Problem details ::
Copy out each line from the material where the word "checked" is found.

Records provided ::
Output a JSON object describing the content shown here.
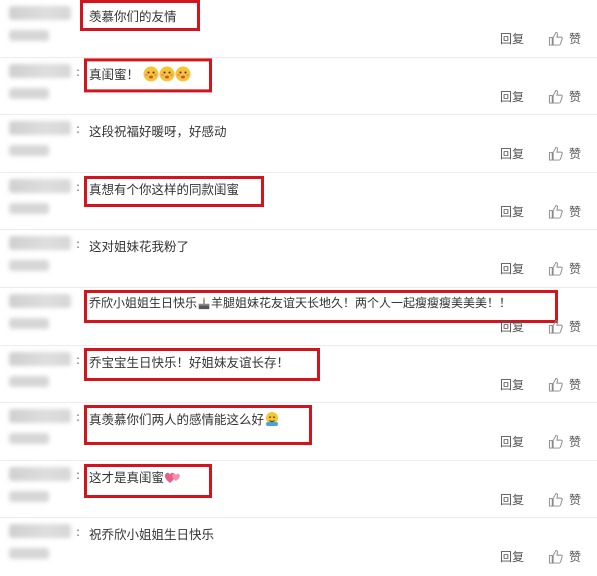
{
  "actions": {
    "reply_label": "回复",
    "like_label": "赞"
  },
  "comments": [
    {
      "text": "羡慕你们的友情",
      "highlighted": true
    },
    {
      "text": "真闺蜜！",
      "emoji": [
        "face",
        "face",
        "face"
      ],
      "highlighted": true
    },
    {
      "text": "这段祝福好暖呀，好感动",
      "highlighted": false
    },
    {
      "text": "真想有个你这样的同款闺蜜",
      "highlighted": true
    },
    {
      "text": "这对姐妹花我粉了",
      "highlighted": false
    },
    {
      "text": "乔欣小姐姐生日快乐",
      "emoji_mid": "cake",
      "text2": "羊腿姐妹花友谊天长地久！两个人一起瘦瘦瘦美美美！！",
      "highlighted": true
    },
    {
      "text": "乔宝宝生日快乐！好姐妹友谊长存！",
      "highlighted": true
    },
    {
      "text": "真羡慕你们两人的感情能这么好",
      "emoji": [
        "hug"
      ],
      "highlighted": true
    },
    {
      "text": "这才是真闺蜜",
      "emoji": [
        "heart"
      ],
      "highlighted": true
    },
    {
      "text": "祝乔欣小姐姐生日快乐",
      "highlighted": false
    }
  ]
}
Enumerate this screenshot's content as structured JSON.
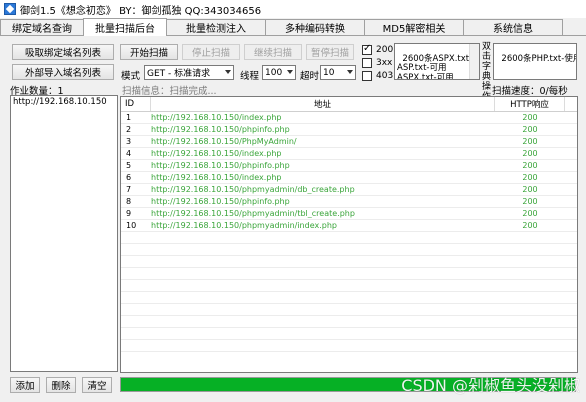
{
  "window": {
    "title": "御剑1.5《想念初恋》 BY：御剑孤独 QQ:343034656"
  },
  "tabs": [
    {
      "label": "绑定域名查询"
    },
    {
      "label": "批量扫描后台"
    },
    {
      "label": "批量检测注入"
    },
    {
      "label": "多种编码转换"
    },
    {
      "label": "MD5解密相关"
    },
    {
      "label": "系统信息"
    }
  ],
  "left": {
    "get_bound_domains": "吸取绑定域名列表",
    "import_external": "外部导入域名列表",
    "task_count": "作业数量：1",
    "items": [
      "http://192.168.10.150"
    ],
    "add": "添加",
    "delete": "删除",
    "clear": "清空"
  },
  "controls": {
    "start": "开始扫描",
    "stop": "停止扫描",
    "resume": "继续扫描",
    "pause": "暂停扫描",
    "mode_label": "模式",
    "mode_value": "GET - 标准请求",
    "threads_label": "线程",
    "threads_value": "100",
    "timeout_label": "超时",
    "timeout_value": "10"
  },
  "status_codes": [
    {
      "code": "200",
      "checked": true
    },
    {
      "code": "3xx",
      "checked": false
    },
    {
      "code": "403",
      "checked": false
    }
  ],
  "dictionaries": {
    "asp_text": "2600条ASPX.txt-可\nASP.txt-可用\nASPX.txt-可用",
    "side_label": "双击字典操作",
    "php_text": "2600条PHP.txt-使用"
  },
  "scan": {
    "info": "扫描信息：扫描完成...",
    "speed": "扫描速度：0/每秒"
  },
  "results": {
    "columns": {
      "id": "ID",
      "address": "地址",
      "status": "HTTP响应"
    },
    "rows": [
      {
        "id": "1",
        "address": "http://192.168.10.150/index.php",
        "status": "200"
      },
      {
        "id": "2",
        "address": "http://192.168.10.150/phpinfo.php",
        "status": "200"
      },
      {
        "id": "3",
        "address": "http://192.168.10.150/PhpMyAdmin/",
        "status": "200"
      },
      {
        "id": "4",
        "address": "http://192.168.10.150/index.php",
        "status": "200"
      },
      {
        "id": "5",
        "address": "http://192.168.10.150/phpinfo.php",
        "status": "200"
      },
      {
        "id": "6",
        "address": "http://192.168.10.150/index.php",
        "status": "200"
      },
      {
        "id": "7",
        "address": "http://192.168.10.150/phpmyadmin/db_create.php",
        "status": "200"
      },
      {
        "id": "8",
        "address": "http://192.168.10.150/phpinfo.php",
        "status": "200"
      },
      {
        "id": "9",
        "address": "http://192.168.10.150/phpmyadmin/tbl_create.php",
        "status": "200"
      },
      {
        "id": "10",
        "address": "http://192.168.10.150/phpmyadmin/index.php",
        "status": "200"
      }
    ]
  },
  "progress": {
    "fraction": 1.0
  },
  "watermark": "CSDN @剁椒鱼头没剁椒",
  "colors": {
    "accent_green": "#06b025",
    "result_text": "#3aa53a"
  }
}
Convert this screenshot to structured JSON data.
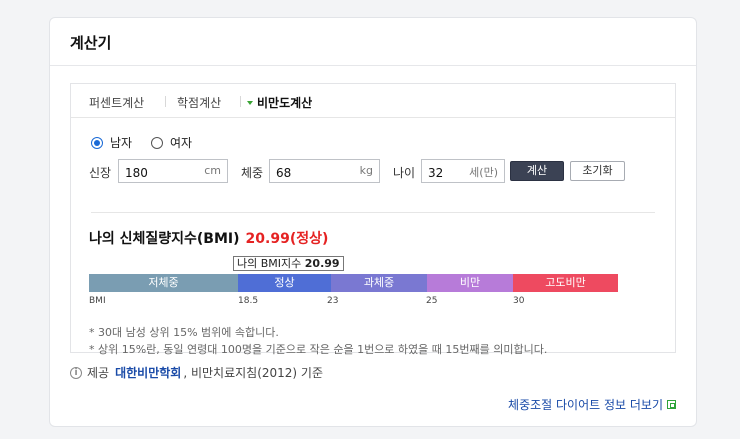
{
  "card": {
    "title": "계산기"
  },
  "tabs": [
    {
      "label": "퍼센트계산",
      "active": false
    },
    {
      "label": "학점계산",
      "active": false
    },
    {
      "label": "비만도계산",
      "active": true
    }
  ],
  "form": {
    "gender": {
      "options": [
        {
          "label": "남자",
          "checked": true
        },
        {
          "label": "여자",
          "checked": false
        }
      ]
    },
    "height": {
      "label": "신장",
      "value": "180",
      "unit": "cm"
    },
    "weight": {
      "label": "체중",
      "value": "68",
      "unit": "kg"
    },
    "age": {
      "label": "나이",
      "value": "32",
      "unit": "세(만)"
    },
    "calc_label": "계산",
    "reset_label": "초기화"
  },
  "result": {
    "title": "나의 신체질량지수(BMI)",
    "value_text": "20.99(정상)",
    "value_color": "#e52222",
    "tooltip_label": "나의 BMI지수",
    "tooltip_value": "20.99",
    "bmi": 20.99
  },
  "chart_data": {
    "type": "bar",
    "categories": [
      "저체중",
      "정상",
      "과체중",
      "비만",
      "고도비만"
    ],
    "boundaries": [
      18.5,
      23,
      25,
      30
    ],
    "tick_labels": [
      "BMI",
      "18.5",
      "23",
      "25",
      "30"
    ],
    "colors": [
      "#7a9db2",
      "#4f6ed6",
      "#7a78d2",
      "#b77bd9",
      "#ee4a60"
    ],
    "marker_value": 20.99
  },
  "notes": [
    "* 30대 남성 상위 15% 범위에 속합니다.",
    "* 상위 15%란, 동일 연령대 100명을 기준으로 작은 순을 1번으로 하였을 때 15번째를 의미합니다."
  ],
  "source": {
    "prefix": "제공",
    "link_label": "대한비만학회",
    "suffix": ", 비만치료지침(2012) 기준"
  },
  "more_link": {
    "label": "체중조절 다이어트 정보 더보기"
  }
}
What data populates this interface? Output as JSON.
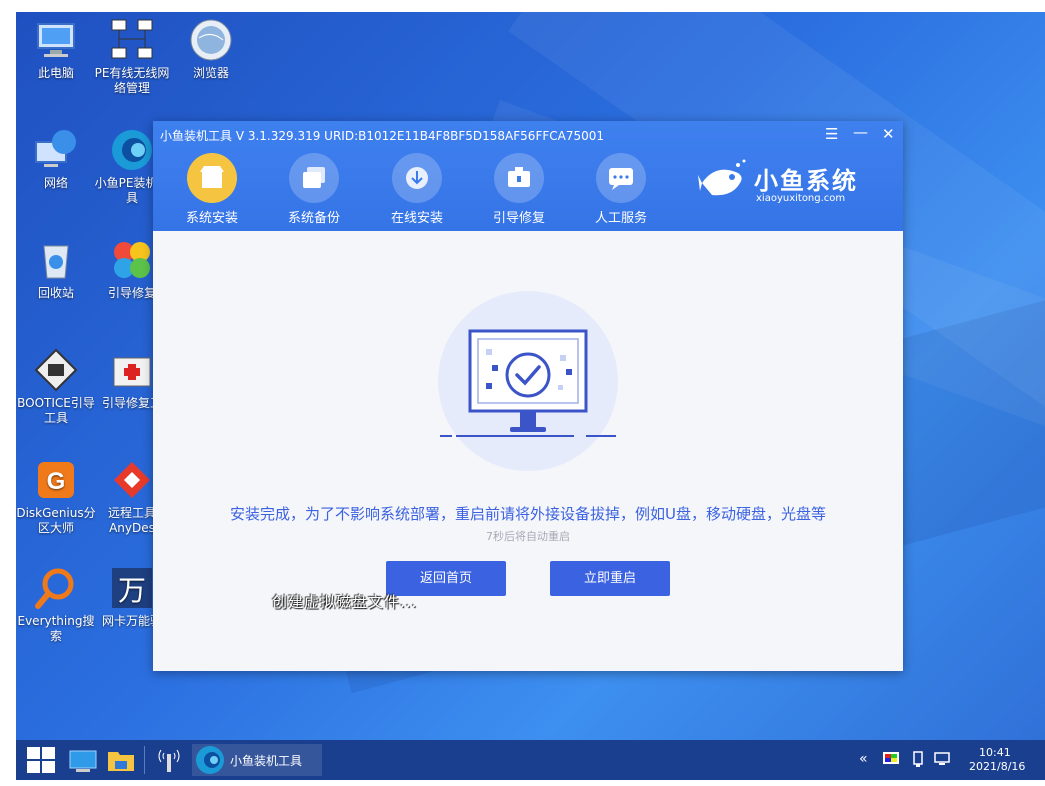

Answer ::
      "checked": true
      "checked": false
      "checked": false
          "checked": true
          "checked": false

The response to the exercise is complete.